Discover what makes the springtime in Door County so special. From the aromatic blossoms that blanket the county to the rejuvenating experience of getting outdoors and on the water, spring is a time for renewal. Watch to get a glimpse of what awaits you this spring, and find yourself in Door County.

Must-Do Spring Activities

The Zen of The Clearing

By the time you get to Ellison Bay near the tip of the Door Peninsula, you’ve already taken a giant step back from the pressures of the grind. But even then, a short drive down Garrett Bay Road, a greater remove awaits. The Clearing Folk School has been re-wiring minds for more than 80 years. 

Mike Schneider has been there for almost a quarter of that time. He became the executive director in 1999, taking the charge to oversee one of the most treasured places in Wisconsin.

“You drive between those stone columns and down that winding driveway and your worries and cares melt away,” he says. “And that is exactly how Jens Jensen would have designed it.”

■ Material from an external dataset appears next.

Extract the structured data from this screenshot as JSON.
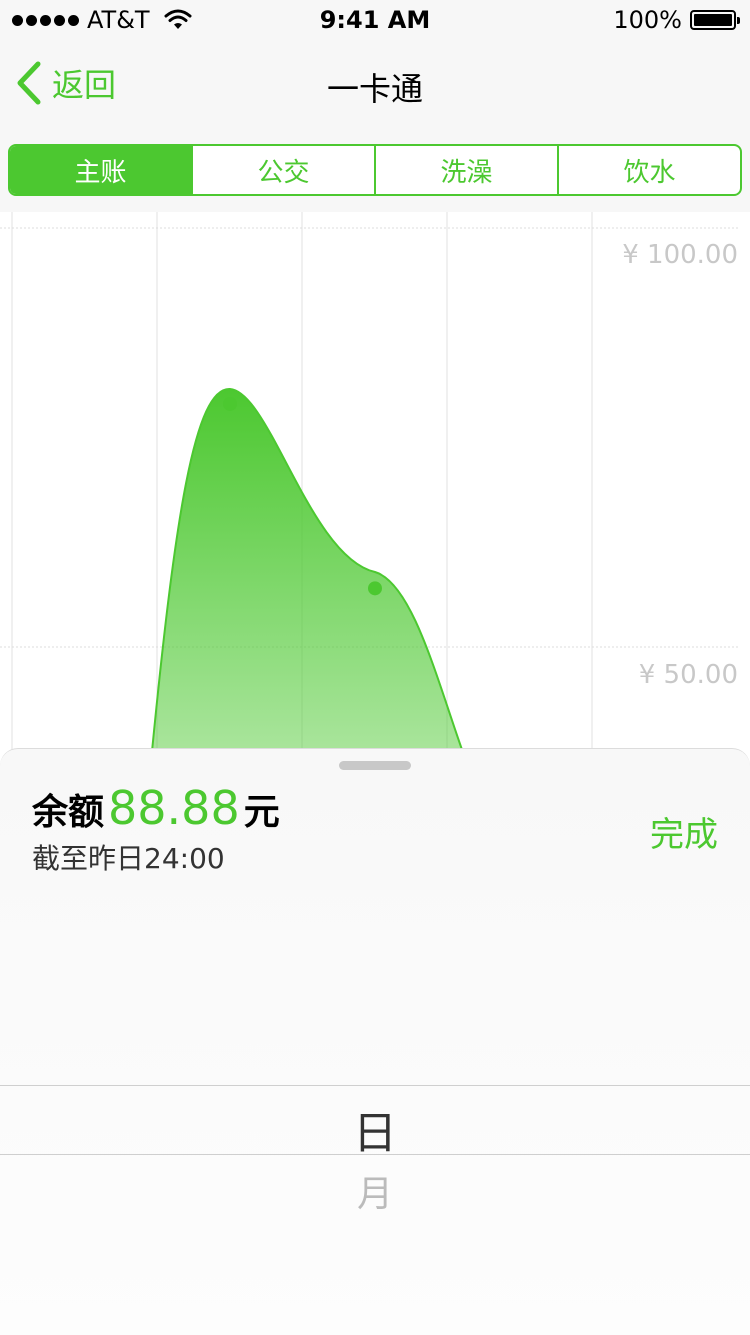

Jensen is the famed Danish landscape architect who founded The Clearing after a career transforming the parks of Chicago. His impact there was documented in the film, The Living Green. His hands are all over northern Door County’s landscape. He influenced the design of the famous curvy road to the Northport ferry dock, and he helped preserve The Ridges Sanctuary. But The Clearing is his calling card. 

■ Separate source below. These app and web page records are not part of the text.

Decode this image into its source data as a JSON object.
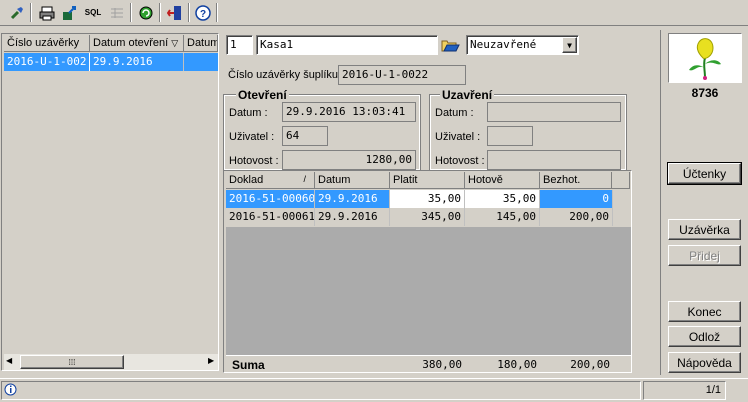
{
  "toolbar": {
    "icons": [
      "tool-icon",
      "print-icon",
      "export-icon",
      "sql-icon",
      "grid-icon",
      "refresh-icon",
      "exit-icon",
      "help-icon"
    ],
    "sql_label": "SQL"
  },
  "left_grid": {
    "columns": [
      "Číslo uzávěrky",
      "Datum otevření",
      "Datum"
    ],
    "rows": [
      {
        "cislo": "2016-U-1-002",
        "datum": "29.9.2016"
      }
    ]
  },
  "form": {
    "register_no": "1",
    "register_name": "Kasa1",
    "state": "Neuzavřené",
    "safe_label": "Číslo uzávěrky šuplíku",
    "safe_value": "2016-U-1-0022"
  },
  "otevreni": {
    "title": "Otevření",
    "datum_label": "Datum :",
    "datum_value": "29.9.2016 13:03:41",
    "uzivatel_label": "Uživatel :",
    "uzivatel_value": "64",
    "hotovost_label": "Hotovost :",
    "hotovost_value": "1280,00"
  },
  "uzavreni": {
    "title": "Uzavření",
    "datum_label": "Datum :",
    "datum_value": "",
    "uzivatel_label": "Uživatel :",
    "uzivatel_value": "",
    "hotovost_label": "Hotovost :",
    "hotovost_value": ""
  },
  "docs": {
    "columns": [
      "Doklad",
      "Datum",
      "Platit",
      "Hotově",
      "Bezhot."
    ],
    "rows": [
      {
        "doklad": "2016-51-00060",
        "datum": "29.9.2016",
        "platit": "35,00",
        "hotove": "35,00",
        "bezhot": "0"
      },
      {
        "doklad": "2016-51-00061",
        "datum": "29.9.2016",
        "platit": "345,00",
        "hotove": "145,00",
        "bezhot": "200,00"
      }
    ],
    "suma_label": "Suma",
    "suma_platit": "380,00",
    "suma_hotove": "180,00",
    "suma_bezhot": "200,00"
  },
  "side": {
    "logo_code": "8736",
    "btn_uctenky": "Účtenky",
    "btn_uzaverka": "Uzávěrka",
    "btn_pridej": "Přidej",
    "btn_konec": "Konec",
    "btn_odloz": "Odlož",
    "btn_napoveda": "Nápověda"
  },
  "status": {
    "pages": "1/1"
  }
}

“Jensen wanted a place that was on the edge of the wild, overlooking the water, high on a bluff, with a view of the setting sun,” Schneider says. “Something very much like where he grew up in Denmark. He came to Door County in 1919 and found it on this site.”

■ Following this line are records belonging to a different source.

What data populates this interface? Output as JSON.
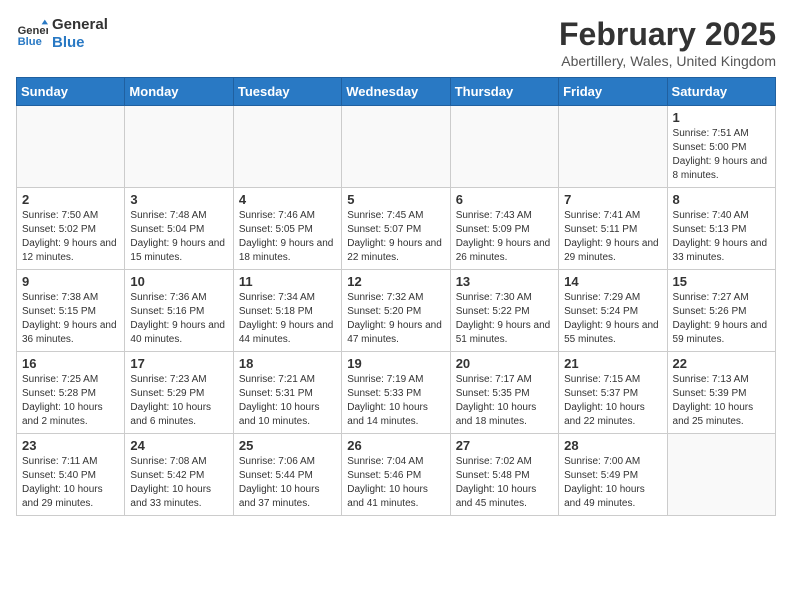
{
  "header": {
    "logo_line1": "General",
    "logo_line2": "Blue",
    "main_title": "February 2025",
    "subtitle": "Abertillery, Wales, United Kingdom"
  },
  "calendar": {
    "weekdays": [
      "Sunday",
      "Monday",
      "Tuesday",
      "Wednesday",
      "Thursday",
      "Friday",
      "Saturday"
    ],
    "weeks": [
      [
        {
          "day": "",
          "info": ""
        },
        {
          "day": "",
          "info": ""
        },
        {
          "day": "",
          "info": ""
        },
        {
          "day": "",
          "info": ""
        },
        {
          "day": "",
          "info": ""
        },
        {
          "day": "",
          "info": ""
        },
        {
          "day": "1",
          "info": "Sunrise: 7:51 AM\nSunset: 5:00 PM\nDaylight: 9 hours and 8 minutes."
        }
      ],
      [
        {
          "day": "2",
          "info": "Sunrise: 7:50 AM\nSunset: 5:02 PM\nDaylight: 9 hours and 12 minutes."
        },
        {
          "day": "3",
          "info": "Sunrise: 7:48 AM\nSunset: 5:04 PM\nDaylight: 9 hours and 15 minutes."
        },
        {
          "day": "4",
          "info": "Sunrise: 7:46 AM\nSunset: 5:05 PM\nDaylight: 9 hours and 18 minutes."
        },
        {
          "day": "5",
          "info": "Sunrise: 7:45 AM\nSunset: 5:07 PM\nDaylight: 9 hours and 22 minutes."
        },
        {
          "day": "6",
          "info": "Sunrise: 7:43 AM\nSunset: 5:09 PM\nDaylight: 9 hours and 26 minutes."
        },
        {
          "day": "7",
          "info": "Sunrise: 7:41 AM\nSunset: 5:11 PM\nDaylight: 9 hours and 29 minutes."
        },
        {
          "day": "8",
          "info": "Sunrise: 7:40 AM\nSunset: 5:13 PM\nDaylight: 9 hours and 33 minutes."
        }
      ],
      [
        {
          "day": "9",
          "info": "Sunrise: 7:38 AM\nSunset: 5:15 PM\nDaylight: 9 hours and 36 minutes."
        },
        {
          "day": "10",
          "info": "Sunrise: 7:36 AM\nSunset: 5:16 PM\nDaylight: 9 hours and 40 minutes."
        },
        {
          "day": "11",
          "info": "Sunrise: 7:34 AM\nSunset: 5:18 PM\nDaylight: 9 hours and 44 minutes."
        },
        {
          "day": "12",
          "info": "Sunrise: 7:32 AM\nSunset: 5:20 PM\nDaylight: 9 hours and 47 minutes."
        },
        {
          "day": "13",
          "info": "Sunrise: 7:30 AM\nSunset: 5:22 PM\nDaylight: 9 hours and 51 minutes."
        },
        {
          "day": "14",
          "info": "Sunrise: 7:29 AM\nSunset: 5:24 PM\nDaylight: 9 hours and 55 minutes."
        },
        {
          "day": "15",
          "info": "Sunrise: 7:27 AM\nSunset: 5:26 PM\nDaylight: 9 hours and 59 minutes."
        }
      ],
      [
        {
          "day": "16",
          "info": "Sunrise: 7:25 AM\nSunset: 5:28 PM\nDaylight: 10 hours and 2 minutes."
        },
        {
          "day": "17",
          "info": "Sunrise: 7:23 AM\nSunset: 5:29 PM\nDaylight: 10 hours and 6 minutes."
        },
        {
          "day": "18",
          "info": "Sunrise: 7:21 AM\nSunset: 5:31 PM\nDaylight: 10 hours and 10 minutes."
        },
        {
          "day": "19",
          "info": "Sunrise: 7:19 AM\nSunset: 5:33 PM\nDaylight: 10 hours and 14 minutes."
        },
        {
          "day": "20",
          "info": "Sunrise: 7:17 AM\nSunset: 5:35 PM\nDaylight: 10 hours and 18 minutes."
        },
        {
          "day": "21",
          "info": "Sunrise: 7:15 AM\nSunset: 5:37 PM\nDaylight: 10 hours and 22 minutes."
        },
        {
          "day": "22",
          "info": "Sunrise: 7:13 AM\nSunset: 5:39 PM\nDaylight: 10 hours and 25 minutes."
        }
      ],
      [
        {
          "day": "23",
          "info": "Sunrise: 7:11 AM\nSunset: 5:40 PM\nDaylight: 10 hours and 29 minutes."
        },
        {
          "day": "24",
          "info": "Sunrise: 7:08 AM\nSunset: 5:42 PM\nDaylight: 10 hours and 33 minutes."
        },
        {
          "day": "25",
          "info": "Sunrise: 7:06 AM\nSunset: 5:44 PM\nDaylight: 10 hours and 37 minutes."
        },
        {
          "day": "26",
          "info": "Sunrise: 7:04 AM\nSunset: 5:46 PM\nDaylight: 10 hours and 41 minutes."
        },
        {
          "day": "27",
          "info": "Sunrise: 7:02 AM\nSunset: 5:48 PM\nDaylight: 10 hours and 45 minutes."
        },
        {
          "day": "28",
          "info": "Sunrise: 7:00 AM\nSunset: 5:49 PM\nDaylight: 10 hours and 49 minutes."
        },
        {
          "day": "",
          "info": ""
        }
      ]
    ]
  }
}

In a time when we’re seldom far from a screen, The Clearing is a rare experience. There is no Wi-Fi access, aside from the photographer’s studio, and most students immerse themselves not only in the classes, but in the grounds.

“There are more and more people living in urban areas who don’t get to experience this kind of environment very often,” Schneider says. “They see that lake and these grounds and it soothes them. That experience is really meaningful to a lot of people.”

The Clearing is situated on the bluff just north of Ellison Bay, set back on 127 pristine acres of forested landscape. Trails weave throughout the grounds, giving students room to contemplate, meditate, and get lost in nature between sessions.

Coming down the winding driveway to the school, you come upon a clearing in the woods, but that’s not where it gets its name.

“That’s what most people think it’s named for, but it’s not,” Schneider says. “The Clearing is named for the clearing of your mind, that’s what Jensen envisioned it here. You pull off the road and into another world. Walk around the grounds, sit in the adirondack chairs and read or look out onto the water. Then we serve the first family style meal with other students at 6 p.m. The magic of The Clearing is the community that develops every week. You get here Sunday, and by Tuesday this great community of diverse individuals has formed. We’ll do a reading from Aldo Leopold or Jens Jensen. The next morning you’re called for breakfast, and your class begins.”

When Jensen founded The Clearing it was a place for young architects to learn from the master, but when he died, Myrtha Faulkerson knew she had to reinvent this place.

“She added arts and culture programming, really expanded the breadth of what we offer,” Schneider says. “If she hadn’t, The Clearing would have died. Now we offer yoga classes, Tai Chi studies. If you look at our catalogue and can’t find anything you want to do, I feel sorry for you.”

But the spirit of the Clearing as Jensen envisioned it is still very much alive.

“We still ring a bell to call people to meals, eat family style, read a thought for the day,” Schneider says. “The buildings are all built in the Jensen Aesthetic. We could build a cheaper building, but Jens set the bar high.” 

In Door County, and especially at The Clearing, it’s still possible to get lost, in the best of ways.